Many people struggled just going to the gym to feel and look good because of the constant fear of not looking the part of being a model in the gym.
The Crunch brand attracted consumers due to its comfortable, relaxing, fun, intimate, and judgment-free zone. It initially attracted more female consumers, who then turned male consumers into aerobics fitness craze and eventually joined the Crunch fitness club.
Crunch is not a typical traditional fitness center, and that is their main source of success. They operate differently in various ways.
For example, Crunch generates revenue either month-to-month at $75 with an initiation fee of $150 or an annual fee upfront of $800 per year.

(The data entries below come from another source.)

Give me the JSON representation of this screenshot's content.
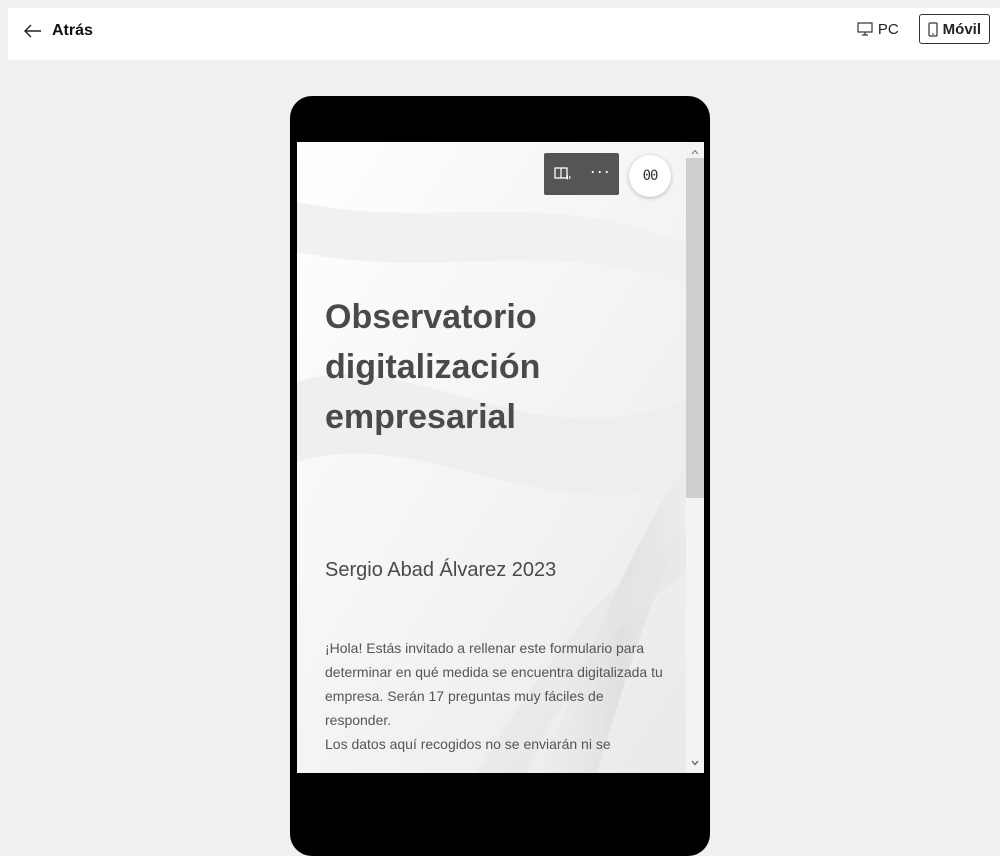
{
  "header": {
    "back_label": "Atrás",
    "view_options": [
      {
        "label": "PC",
        "icon": "monitor-icon",
        "active": false
      },
      {
        "label": "Móvil",
        "icon": "phone-icon",
        "active": true
      }
    ]
  },
  "preview": {
    "toolbar": {
      "immersive_reader_icon": "immersive-reader-icon",
      "more_icon": "more-options-icon"
    },
    "pause_icon": "pause-icon",
    "pause_glyph": "00",
    "form": {
      "title": "Observatorio digitalización empresarial",
      "author": "Sergio Abad Álvarez 2023",
      "intro_lines": [
        "¡Hola! Estás invitado a rellenar este formulario para determinar en qué medida se encuentra digitalizada tu empresa. Serán 17 preguntas muy fáciles de responder.",
        "Los datos aquí recogidos no se enviarán ni se"
      ]
    }
  },
  "colors": {
    "page_background": "#f0f0f0",
    "device_frame": "#000000",
    "title_text": "#4a4a4a",
    "toolbar_background": "#555555"
  }
}
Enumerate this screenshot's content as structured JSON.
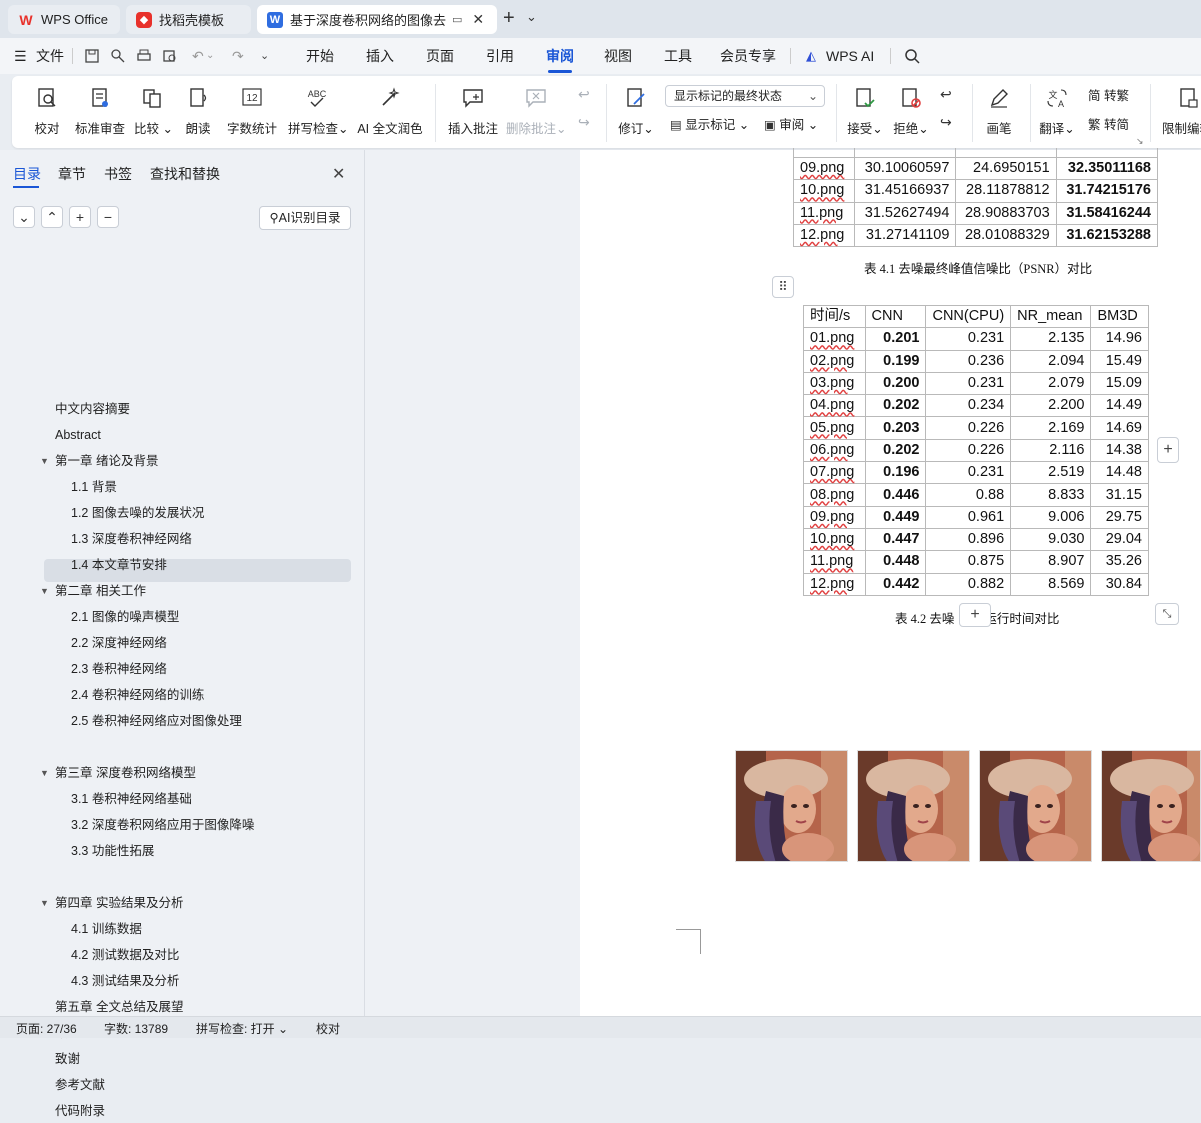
{
  "titlebar": {
    "tabs": [
      {
        "label": "WPS Office",
        "icon": "wps-logo-icon"
      },
      {
        "label": "找稻壳模板",
        "icon": "docer-logo-icon"
      },
      {
        "label": "基于深度卷积网络的图像去噪",
        "icon": "writer-doc-icon"
      }
    ],
    "new_tab": "+",
    "dropdown": "⌄"
  },
  "menubar": {
    "file": "文件",
    "items": [
      "开始",
      "插入",
      "页面",
      "引用",
      "审阅",
      "视图",
      "工具",
      "会员专享"
    ],
    "active": "审阅",
    "wps_ai": "WPS AI"
  },
  "ribbon": {
    "proofread": "校对",
    "standard_review": "标准审查",
    "compare": "比较",
    "read_aloud": "朗读",
    "word_count": "字数统计",
    "spell_check": "拼写检查",
    "ai_polish": "AI 全文润色",
    "insert_comment": "插入批注",
    "delete_comment": "删除批注",
    "track_changes": "修订",
    "markup_state": "显示标记的最终状态",
    "show_markup": "显示标记",
    "review_pane": "审阅",
    "accept": "接受",
    "reject": "拒绝",
    "pen": "画笔",
    "translate": "翻译",
    "to_traditional": "转繁",
    "to_simplified": "转简",
    "restrict_edit": "限制编辑",
    "word_count_icon_text": "12",
    "spell_icon_text": "ABC"
  },
  "navpane": {
    "tabs": [
      "目录",
      "章节",
      "书签",
      "查找和替换"
    ],
    "active_tab": "目录",
    "controls": [
      "⌄",
      "⌃",
      "+",
      "−"
    ],
    "ai_toc": "AI识别目录",
    "toc": [
      {
        "level": 0,
        "label": "中文内容摘要"
      },
      {
        "level": 0,
        "label": "Abstract"
      },
      {
        "level": 0,
        "label": "第一章  绪论及背景",
        "expanded": true
      },
      {
        "level": 1,
        "label": "1.1 背景"
      },
      {
        "level": 1,
        "label": "1.2  图像去噪的发展状况"
      },
      {
        "level": 1,
        "label": "1.3  深度卷积神经网络"
      },
      {
        "level": 1,
        "label": "1.4  本文章节安排"
      },
      {
        "level": 0,
        "label": "第二章  相关工作",
        "expanded": true
      },
      {
        "level": 1,
        "label": "2.1 图像的噪声模型"
      },
      {
        "level": 1,
        "label": "2.2 深度神经网络"
      },
      {
        "level": 1,
        "label": "2.3 卷积神经网络"
      },
      {
        "level": 1,
        "label": "2.4  卷积神经网络的训练"
      },
      {
        "level": 1,
        "label": "2.5  卷积神经网络应对图像处理",
        "selected": true
      },
      {
        "level": 0,
        "label": "第三章  深度卷积网络模型",
        "expanded": true
      },
      {
        "level": 1,
        "label": "3.1  卷积神经网络基础"
      },
      {
        "level": 1,
        "label": "3.2  深度卷积网络应用于图像降噪"
      },
      {
        "level": 1,
        "label": "3.3  功能性拓展"
      },
      {
        "level": 0,
        "label": "第四章  实验结果及分析",
        "expanded": true
      },
      {
        "level": 1,
        "label": "4.1  训练数据"
      },
      {
        "level": 1,
        "label": "4.2  测试数据及对比"
      },
      {
        "level": 1,
        "label": "4.3  测试结果及分析"
      },
      {
        "level": 0,
        "label": "第五章  全文总结及展望"
      },
      {
        "level": 0,
        "label": "致谢"
      },
      {
        "level": 0,
        "label": "致谢"
      },
      {
        "level": 0,
        "label": "参考文献"
      },
      {
        "level": 0,
        "label": "代码附录"
      }
    ]
  },
  "document": {
    "psnr_rows": [
      [
        "09.png",
        "30.10060597",
        "24.6950151",
        "32.35011168"
      ],
      [
        "10.png",
        "31.45166937",
        "28.11878812",
        "31.74215176"
      ],
      [
        "11.png",
        "31.52627494",
        "28.90883703",
        "31.58416244"
      ],
      [
        "12.png",
        "31.27141109",
        "28.01088329",
        "31.62153288"
      ]
    ],
    "caption1": "表 4.1  去噪最终峰值信噪比（PSNR）对比",
    "time_header": [
      "时间/s",
      "CNN",
      "CNN(CPU)",
      "NR_mean",
      "BM3D"
    ],
    "time_rows": [
      [
        "01.png",
        "0.201",
        "0.231",
        "2.135",
        "14.96"
      ],
      [
        "02.png",
        "0.199",
        "0.236",
        "2.094",
        "15.49"
      ],
      [
        "03.png",
        "0.200",
        "0.231",
        "2.079",
        "15.09"
      ],
      [
        "04.png",
        "0.202",
        "0.234",
        "2.200",
        "14.49"
      ],
      [
        "05.png",
        "0.203",
        "0.226",
        "2.169",
        "14.69"
      ],
      [
        "06.png",
        "0.202",
        "0.226",
        "2.116",
        "14.38"
      ],
      [
        "07.png",
        "0.196",
        "0.231",
        "2.519",
        "14.48"
      ],
      [
        "08.png",
        "0.446",
        "0.88",
        "8.833",
        "31.15"
      ],
      [
        "09.png",
        "0.449",
        "0.961",
        "9.006",
        "29.75"
      ],
      [
        "10.png",
        "0.447",
        "0.896",
        "9.030",
        "29.04"
      ],
      [
        "11.png",
        "0.448",
        "0.875",
        "8.907",
        "35.26"
      ],
      [
        "12.png",
        "0.442",
        "0.882",
        "8.569",
        "30.84"
      ]
    ],
    "caption2_left": "表  4.2  去噪",
    "caption2_right": "运行时间对比",
    "table_handle": "⠿",
    "add_row": "+",
    "add_col": "+"
  },
  "statusbar": {
    "page": "页面: 27/36",
    "words": "字数: 13789",
    "spell": "拼写检查: 打开",
    "proof": "校对"
  }
}
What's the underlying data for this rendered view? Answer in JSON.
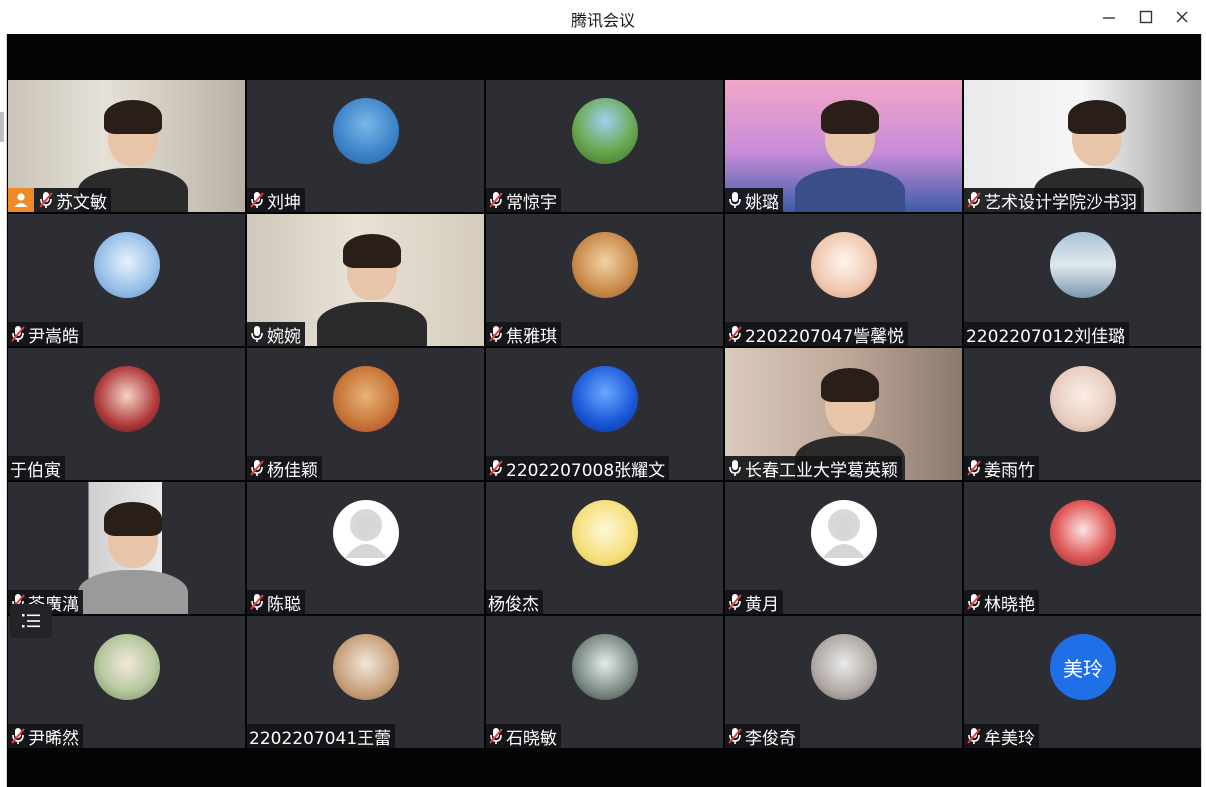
{
  "window": {
    "title": "腾讯会议"
  },
  "participants": [
    {
      "name": "苏文敏",
      "mic": "muted",
      "view": "video-room-girl",
      "cam_icon": true
    },
    {
      "name": "刘坤",
      "mic": "muted",
      "avatar": "sailboat"
    },
    {
      "name": "常惊宇",
      "mic": "muted",
      "avatar": "tree"
    },
    {
      "name": "姚璐",
      "mic": "on",
      "view": "video-pink-bg"
    },
    {
      "name": "艺术设计学院沙书羽",
      "mic": "muted",
      "view": "video-white-room"
    },
    {
      "name": "尹嵩皓",
      "mic": "muted",
      "avatar": "clouds"
    },
    {
      "name": "婉婉",
      "mic": "on",
      "view": "video-room-woman"
    },
    {
      "name": "焦雅琪",
      "mic": "muted",
      "avatar": "dog"
    },
    {
      "name": "2202207047訾馨悦",
      "mic": "muted",
      "avatar": "anime"
    },
    {
      "name": "2202207012刘佳璐",
      "mic": "none",
      "avatar": "lake"
    },
    {
      "name": "于伯寅",
      "mic": "none",
      "avatar": "girl-red"
    },
    {
      "name": "杨佳颖",
      "mic": "muted",
      "avatar": "cat"
    },
    {
      "name": "2202207008张耀文",
      "mic": "muted",
      "avatar": "blue-sky"
    },
    {
      "name": "长春工业大学葛英颖",
      "mic": "on",
      "view": "video-office"
    },
    {
      "name": "姜雨竹",
      "mic": "muted",
      "avatar": "girl-light"
    },
    {
      "name": "苓廣澫",
      "mic": "muted",
      "view": "video-man"
    },
    {
      "name": "陈聪",
      "mic": "muted",
      "avatar": "default"
    },
    {
      "name": "杨俊杰",
      "mic": "none",
      "avatar": "sketch"
    },
    {
      "name": "黄月",
      "mic": "muted",
      "avatar": "default"
    },
    {
      "name": "林晓艳",
      "mic": "muted",
      "avatar": "cartoon-red"
    },
    {
      "name": "尹晞然",
      "mic": "muted",
      "avatar": "flowers"
    },
    {
      "name": "2202207041王蕾",
      "mic": "none",
      "avatar": "hat-girl"
    },
    {
      "name": "石晓敏",
      "mic": "muted",
      "avatar": "window"
    },
    {
      "name": "李俊奇",
      "mic": "muted",
      "avatar": "cat-sleep"
    },
    {
      "name": "牟美玲",
      "mic": "muted",
      "avatar_text": "美玲"
    }
  ],
  "colors": {
    "tile": "#2c2e33",
    "accent": "#1f6fe8",
    "muted": "#e04040",
    "stage": "#050505"
  },
  "icons": {
    "minimize": "minimize-icon",
    "maximize": "maximize-icon",
    "close": "close-icon",
    "menu": "menu-list-icon"
  }
}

They offer a structure-less vibe of working out where consumers come in with their stress and anxiety, ready to work it out with enthusiastic trainers.
It allows members to experience a different, fun way of exercising that any other fitness center won’t offer, from trainers and environments to non-traditional classes.
Levine brought in live rap performances in “Hip Hop Aerobics,” “Cycked,” a unique blend of yoga and cycling, and “Co-ed Action Wrestling.”
He also incorporated weights and cardiovascular exercise equipment and made sure he did not exude a lot of emphasis on group exercises for those who were not interested.
Crunch invites everyone of all levels of fitness to join as they are trying to live a healthy lifestyle in a fun way.
Considering that Crunch is interested in acquiring SportsLife, they need to make sure that their positioning and brand go uninterrupted.
Their core is a no-judgment environment. It is quite fitting that they should consider continuing to differentiate themselves and allowing consumers to feel welcomed.
One of Crunch’s biggest concerns is losing its humorous and quirky atmosphere when expanding. To maintain that atmosphere and attribute, Crunch should incorporate their group classes, especially aerobics at SportsLife.
Keeping in mind that in SportsLife they were focused on organized sports and traditional exercises, which is completely the opposite of Crunch’s target-audience preferences. Crunch should include their charismatic instructors to maintain the brand identity and no judgment positioning.
They could also incorporate their unusual exercise concepts with traditional sports to gather a larger audience while maintaining their core audience. This way, consumers can choose from three experiences: Crunch, SportsLife, or a combination of both.
The positive aspects of acquiring SportsLife are increasing the size of the company by 60% and targeting Atlanta as the top city Crunch is ready to expand in.
However, the biggest challenge that Crunch is facing is that it does not align with their positioning, target, or cozy experience. SportsLife is located in a suburban area as opposed to Crunch, which is located in urban areas.
The size and facilities don’t fit Crunch’s standards and position. SportsLife’s target consumer is older than Crunch’s target audience and very different, considering it targets people with families generating at least 70K a year. Lastly, the billing structure may vary.
Keeping in mind that the cost of the possible acquisition will be: $2.5 Million cash payment, $2 Million in debt assumed by Crunch, $3.5 Million through an “earn-out” agreement whereby the current owners will help manage the clubs for an additional 3-year period.
Levine and Harvey both estimated that Crunch would need to spend at least $300K in the short run on each club to upgrade the facilities and operations.
Taking all the information into consideration, it is only right for Crunch to prioritize their own growth that aligns with its brand.
For example, “Crunch.com” is a good idea for starters since it could use the same quirky advertisements they gained a following for while emphasizing the judgment-free zone.
They should not even consider the idea of international expansion, the “crunch-plex,” and retail/restaurant concepts just yet. They need to maintain and enlarge their original target market.
They also need to understand that SportsLife has a completely different brand, segmentation, and service that they offer, which is exactly the opposite of Crunch’s.